▶ Problem to solve:
Each line shown below should be copied exactly.

▶ Data under study:
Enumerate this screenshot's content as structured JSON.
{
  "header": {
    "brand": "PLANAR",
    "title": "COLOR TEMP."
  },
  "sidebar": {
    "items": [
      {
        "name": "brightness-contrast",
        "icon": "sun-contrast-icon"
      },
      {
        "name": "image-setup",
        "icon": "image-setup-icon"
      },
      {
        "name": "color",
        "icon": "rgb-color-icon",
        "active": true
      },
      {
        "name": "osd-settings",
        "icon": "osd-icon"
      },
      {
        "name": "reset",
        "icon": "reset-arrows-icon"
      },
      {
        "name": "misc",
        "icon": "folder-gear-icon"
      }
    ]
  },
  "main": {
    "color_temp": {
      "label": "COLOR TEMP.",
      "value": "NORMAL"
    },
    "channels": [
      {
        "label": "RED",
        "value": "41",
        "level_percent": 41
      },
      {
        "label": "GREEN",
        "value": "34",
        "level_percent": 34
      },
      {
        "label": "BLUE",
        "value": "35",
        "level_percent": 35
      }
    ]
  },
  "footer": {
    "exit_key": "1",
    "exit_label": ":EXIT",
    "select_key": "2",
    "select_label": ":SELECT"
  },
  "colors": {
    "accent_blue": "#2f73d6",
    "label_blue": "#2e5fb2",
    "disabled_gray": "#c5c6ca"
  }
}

▶ Output of the task:
Enumerate this screenshot's content as structured JSON.
{
  "header": {
    "brand": "PLANAR",
    "title": "COLOR TEMP."
  },
  "sidebar": {
    "items": [
      {
        "name": "brightness-contrast",
        "icon": "sun-contrast-icon"
      },
      {
        "name": "image-setup",
        "icon": "image-setup-icon"
      },
      {
        "name": "color",
        "icon": "rgb-color-icon",
        "active": true
      },
      {
        "name": "osd-settings",
        "icon": "osd-icon"
      },
      {
        "name": "reset",
        "icon": "reset-arrows-icon"
      },
      {
        "name": "misc",
        "icon": "folder-gear-icon"
      }
    ]
  },
  "main": {
    "color_temp": {
      "label": "COLOR TEMP.",
      "value": "NORMAL"
    },
    "channels": [
      {
        "label": "RED",
        "value": "41",
        "level_percent": 41
      },
      {
        "label": "GREEN",
        "value": "34",
        "level_percent": 34
      },
      {
        "label": "BLUE",
        "value": "35",
        "level_percent": 35
      }
    ]
  },
  "footer": {
    "exit_key": "1",
    "exit_label": ":EXIT",
    "select_key": "2",
    "select_label": ":SELECT"
  },
  "colors": {
    "accent_blue": "#2f73d6",
    "label_blue": "#2e5fb2",
    "disabled_gray": "#c5c6ca"
  }
}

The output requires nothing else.